* [Exercise prompt]
The entries below must be retyped exactly. Pictures are to be omitted.

[Items listed in a dataset]
· · · · ·
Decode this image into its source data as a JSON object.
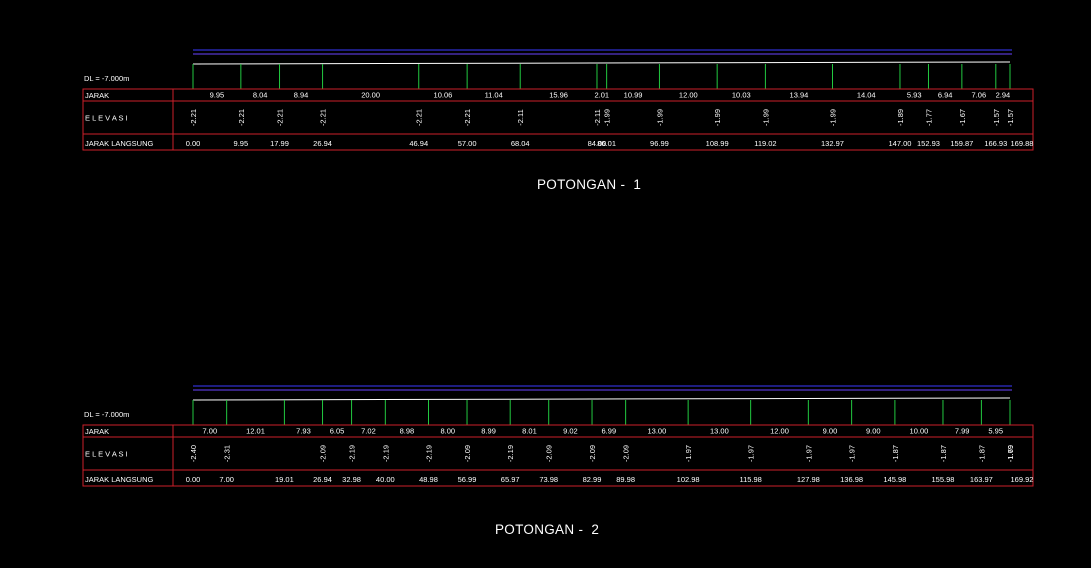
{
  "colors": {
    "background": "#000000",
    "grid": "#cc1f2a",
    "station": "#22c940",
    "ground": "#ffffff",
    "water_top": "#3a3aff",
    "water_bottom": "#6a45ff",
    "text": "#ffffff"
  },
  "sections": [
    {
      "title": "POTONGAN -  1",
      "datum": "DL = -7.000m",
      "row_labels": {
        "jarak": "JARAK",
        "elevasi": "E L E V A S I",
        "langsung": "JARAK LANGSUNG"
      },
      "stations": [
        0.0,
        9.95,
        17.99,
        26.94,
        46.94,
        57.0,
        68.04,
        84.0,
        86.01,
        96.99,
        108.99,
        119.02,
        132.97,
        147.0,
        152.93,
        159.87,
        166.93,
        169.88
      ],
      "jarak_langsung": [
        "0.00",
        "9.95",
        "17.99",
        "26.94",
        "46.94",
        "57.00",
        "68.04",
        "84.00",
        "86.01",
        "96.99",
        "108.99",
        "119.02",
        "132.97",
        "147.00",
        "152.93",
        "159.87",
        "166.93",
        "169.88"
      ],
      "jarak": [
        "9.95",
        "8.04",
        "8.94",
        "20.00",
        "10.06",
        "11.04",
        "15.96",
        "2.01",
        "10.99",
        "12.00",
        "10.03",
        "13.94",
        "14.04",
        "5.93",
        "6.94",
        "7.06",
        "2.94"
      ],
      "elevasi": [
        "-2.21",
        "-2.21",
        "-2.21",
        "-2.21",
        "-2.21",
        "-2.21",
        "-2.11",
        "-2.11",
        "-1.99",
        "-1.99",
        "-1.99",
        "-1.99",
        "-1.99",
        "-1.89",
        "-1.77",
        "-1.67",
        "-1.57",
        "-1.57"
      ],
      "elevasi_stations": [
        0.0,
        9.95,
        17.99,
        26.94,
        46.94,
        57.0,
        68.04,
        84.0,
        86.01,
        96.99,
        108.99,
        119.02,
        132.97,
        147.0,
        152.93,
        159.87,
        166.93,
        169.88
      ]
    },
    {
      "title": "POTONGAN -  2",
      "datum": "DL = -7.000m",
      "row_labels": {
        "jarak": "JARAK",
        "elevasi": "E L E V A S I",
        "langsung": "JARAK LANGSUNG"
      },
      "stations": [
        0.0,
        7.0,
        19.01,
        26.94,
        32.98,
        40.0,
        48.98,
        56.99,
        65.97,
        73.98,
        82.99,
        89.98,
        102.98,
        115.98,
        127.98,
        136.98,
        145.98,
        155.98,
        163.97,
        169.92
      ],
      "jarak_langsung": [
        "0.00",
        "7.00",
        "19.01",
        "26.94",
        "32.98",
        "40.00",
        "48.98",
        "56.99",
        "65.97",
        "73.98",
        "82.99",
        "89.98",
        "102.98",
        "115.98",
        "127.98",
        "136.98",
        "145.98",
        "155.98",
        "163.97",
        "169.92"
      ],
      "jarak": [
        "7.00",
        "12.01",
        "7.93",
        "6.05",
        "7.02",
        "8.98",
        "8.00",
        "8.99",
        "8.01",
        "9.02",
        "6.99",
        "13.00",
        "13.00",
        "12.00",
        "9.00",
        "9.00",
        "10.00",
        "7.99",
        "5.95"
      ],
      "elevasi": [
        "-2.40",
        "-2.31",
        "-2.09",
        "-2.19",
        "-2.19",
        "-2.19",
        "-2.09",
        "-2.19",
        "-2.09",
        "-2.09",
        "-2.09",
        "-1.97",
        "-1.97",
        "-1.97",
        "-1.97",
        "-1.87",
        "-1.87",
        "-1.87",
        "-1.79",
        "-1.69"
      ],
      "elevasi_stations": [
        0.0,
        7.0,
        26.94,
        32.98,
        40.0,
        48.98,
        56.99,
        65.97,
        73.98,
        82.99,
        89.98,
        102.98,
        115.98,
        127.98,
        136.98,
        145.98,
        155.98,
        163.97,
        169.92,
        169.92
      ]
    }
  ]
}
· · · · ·
* [Response to the exercise]
Decode this image into its source data as a JSON object.
{
  "colors": {
    "background": "#000000",
    "grid": "#cc1f2a",
    "station": "#22c940",
    "ground": "#ffffff",
    "water_top": "#3a3aff",
    "water_bottom": "#6a45ff",
    "text": "#ffffff"
  },
  "sections": [
    {
      "title": "POTONGAN -  1",
      "datum": "DL = -7.000m",
      "row_labels": {
        "jarak": "JARAK",
        "elevasi": "E L E V A S I",
        "langsung": "JARAK LANGSUNG"
      },
      "stations": [
        0.0,
        9.95,
        17.99,
        26.94,
        46.94,
        57.0,
        68.04,
        84.0,
        86.01,
        96.99,
        108.99,
        119.02,
        132.97,
        147.0,
        152.93,
        159.87,
        166.93,
        169.88
      ],
      "jarak_langsung": [
        "0.00",
        "9.95",
        "17.99",
        "26.94",
        "46.94",
        "57.00",
        "68.04",
        "84.00",
        "86.01",
        "96.99",
        "108.99",
        "119.02",
        "132.97",
        "147.00",
        "152.93",
        "159.87",
        "166.93",
        "169.88"
      ],
      "jarak": [
        "9.95",
        "8.04",
        "8.94",
        "20.00",
        "10.06",
        "11.04",
        "15.96",
        "2.01",
        "10.99",
        "12.00",
        "10.03",
        "13.94",
        "14.04",
        "5.93",
        "6.94",
        "7.06",
        "2.94"
      ],
      "elevasi": [
        "-2.21",
        "-2.21",
        "-2.21",
        "-2.21",
        "-2.21",
        "-2.21",
        "-2.11",
        "-2.11",
        "-1.99",
        "-1.99",
        "-1.99",
        "-1.99",
        "-1.99",
        "-1.89",
        "-1.77",
        "-1.67",
        "-1.57",
        "-1.57"
      ],
      "elevasi_stations": [
        0.0,
        9.95,
        17.99,
        26.94,
        46.94,
        57.0,
        68.04,
        84.0,
        86.01,
        96.99,
        108.99,
        119.02,
        132.97,
        147.0,
        152.93,
        159.87,
        166.93,
        169.88
      ]
    },
    {
      "title": "POTONGAN -  2",
      "datum": "DL = -7.000m",
      "row_labels": {
        "jarak": "JARAK",
        "elevasi": "E L E V A S I",
        "langsung": "JARAK LANGSUNG"
      },
      "stations": [
        0.0,
        7.0,
        19.01,
        26.94,
        32.98,
        40.0,
        48.98,
        56.99,
        65.97,
        73.98,
        82.99,
        89.98,
        102.98,
        115.98,
        127.98,
        136.98,
        145.98,
        155.98,
        163.97,
        169.92
      ],
      "jarak_langsung": [
        "0.00",
        "7.00",
        "19.01",
        "26.94",
        "32.98",
        "40.00",
        "48.98",
        "56.99",
        "65.97",
        "73.98",
        "82.99",
        "89.98",
        "102.98",
        "115.98",
        "127.98",
        "136.98",
        "145.98",
        "155.98",
        "163.97",
        "169.92"
      ],
      "jarak": [
        "7.00",
        "12.01",
        "7.93",
        "6.05",
        "7.02",
        "8.98",
        "8.00",
        "8.99",
        "8.01",
        "9.02",
        "6.99",
        "13.00",
        "13.00",
        "12.00",
        "9.00",
        "9.00",
        "10.00",
        "7.99",
        "5.95"
      ],
      "elevasi": [
        "-2.40",
        "-2.31",
        "-2.09",
        "-2.19",
        "-2.19",
        "-2.19",
        "-2.09",
        "-2.19",
        "-2.09",
        "-2.09",
        "-2.09",
        "-1.97",
        "-1.97",
        "-1.97",
        "-1.97",
        "-1.87",
        "-1.87",
        "-1.87",
        "-1.79",
        "-1.69"
      ],
      "elevasi_stations": [
        0.0,
        7.0,
        26.94,
        32.98,
        40.0,
        48.98,
        56.99,
        65.97,
        73.98,
        82.99,
        89.98,
        102.98,
        115.98,
        127.98,
        136.98,
        145.98,
        155.98,
        163.97,
        169.92,
        169.92
      ]
    }
  ]
}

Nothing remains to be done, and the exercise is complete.